May 2nd, 2007
Today’s the national day for preventing teen pregnancy (although some might argue every day ought to be a day for preventing teen pregnancy). You can test your sexual knowledge with their quiz and there are discussion pages for parents and teens.
The event comes after a recent report suggesting abstinence only programmes in the US haven’t been successful. However other recent research on global sex education suggests that information programmes should be tailored to suit individual’s needs.
There are many views on teen pregnancy. Some believe that teens shouldn’t be having sex at all, and those who do and fall pregnant are culpable. Others feel that education should prevent early sexual debut, whilst still more feel that providing contraception and access to termination of pregnancy should be easily available for teens.
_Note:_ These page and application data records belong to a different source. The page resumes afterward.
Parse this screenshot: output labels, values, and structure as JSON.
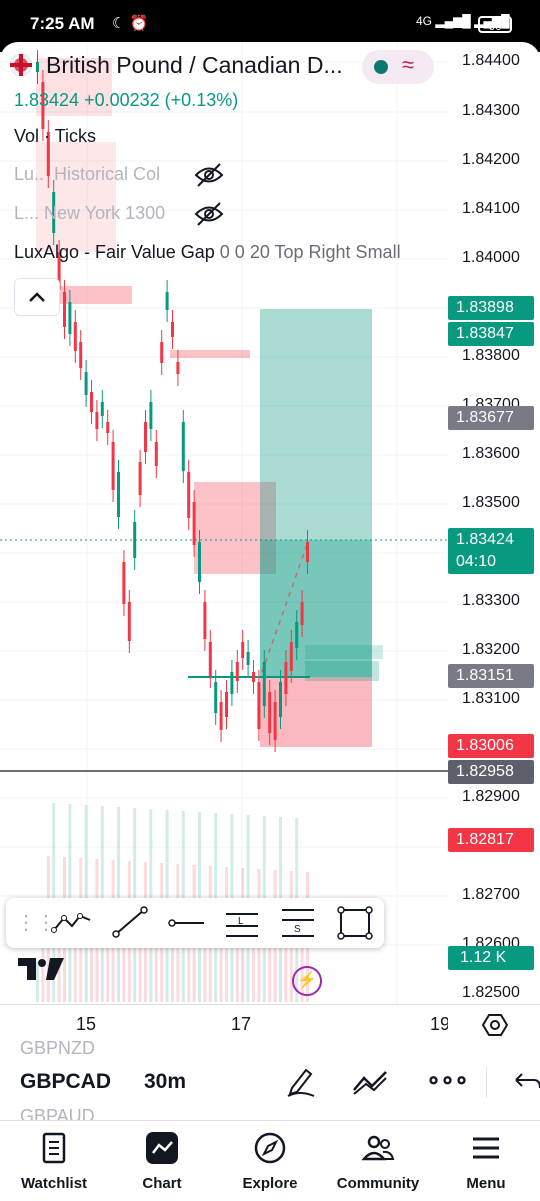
{
  "status_bar": {
    "time": "7:25 AM",
    "network": "4G",
    "battery": "60"
  },
  "header": {
    "title": "British Pound / Canadian D...",
    "price": "1.83424",
    "change": "+0.00232 (+0.13%)"
  },
  "legend": {
    "vol": "Vol · Ticks",
    "ind1_short": "Lu..",
    "ind1_name": "Historical Col",
    "ind2_short": "L...",
    "ind2_name": "New York 1300",
    "ind3": "LuxAlgo - Fair Value Gap",
    "ind3_params": "0 0 20 Top Right Small"
  },
  "price_axis": {
    "ticks": [
      "1.84400",
      "1.84300",
      "1.84200",
      "1.84100",
      "1.84000",
      "1.83800",
      "1.83700",
      "1.83600",
      "1.83500",
      "1.83300",
      "1.83200",
      "1.83100",
      "1.82900",
      "1.82700",
      "1.82600",
      "1.82500"
    ],
    "labels": {
      "tp": "1.83898",
      "entry_hi": "1.83847",
      "grey_hi": "1.83677",
      "last": "1.83424",
      "countdown": "04:10",
      "grey_mid": "1.83151",
      "stop": "1.83006",
      "grey_low": "1.82958",
      "red_low": "1.82817",
      "volume": "1.12 K"
    }
  },
  "time_axis": {
    "labels": [
      "15",
      "17",
      "19"
    ]
  },
  "drawing_toolbar": {
    "items": [
      "trend-path",
      "trend-line",
      "horizontal-ray",
      "long-position",
      "short-position",
      "rectangle"
    ]
  },
  "symbol_bar": {
    "prev_symbol": "GBPNZD",
    "symbol": "GBPCAD",
    "next_symbol": "GBPAUD",
    "interval": "30m"
  },
  "nav": {
    "watchlist": "Watchlist",
    "chart": "Chart",
    "explore": "Explore",
    "community": "Community",
    "menu": "Menu"
  },
  "colors": {
    "up": "#089981",
    "down": "#f23645",
    "accent": "#9c27b0"
  }
}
Some parents worry if you teach about sex or provide contraception then you’ll encourage sex, whilst other evidence indicates if you discourage sex or don’t discuss it then young people will have sex and be less likely to use contraception. Obviously it’s an area that is both worrying for health reasons and is a very emotional issue.
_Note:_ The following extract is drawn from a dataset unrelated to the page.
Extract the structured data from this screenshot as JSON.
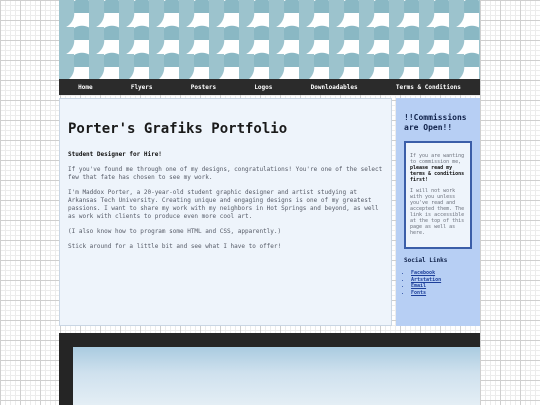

Obviously for health reasons as well as financial and emotional ones it’s best for us to help teens avoid getting pregnant. Yet we must ensure that such campaigns and educational interventions do not become an exercise in young mother blaming, stigmatising those from ethnic minorities or low-income backrounds, or ignoring the roles and responsibilities of teen boys. All too often the focus on teen pregnancy marginalizes and blames girls and fails to acknowledge the positive side to teen motherhood or good role models young mums can be. As an example of more positive parenting photographer Veronique Rolland has taken some wonderful pictures of teen mums with their babies (click on the baby pictures after entering her site to see all the images).
A useful site addressing teen sex issues is the Coalition for Positive Sexuality that has information on sex in both English and Spanish. Teens can also get support and information from RU Thinking and parents can get advice from Parentline Plus.
We do need to tackle issues of teen pregnancy, particularly in countries or communities where girls are in a more disadvantaged position. Providing sex education, access to contraception and also to termination of pregnancy are all other ways we can reduce teen pregnancy – whilst providing support and advice to those girls who do decide that they will keep their babies.Tweet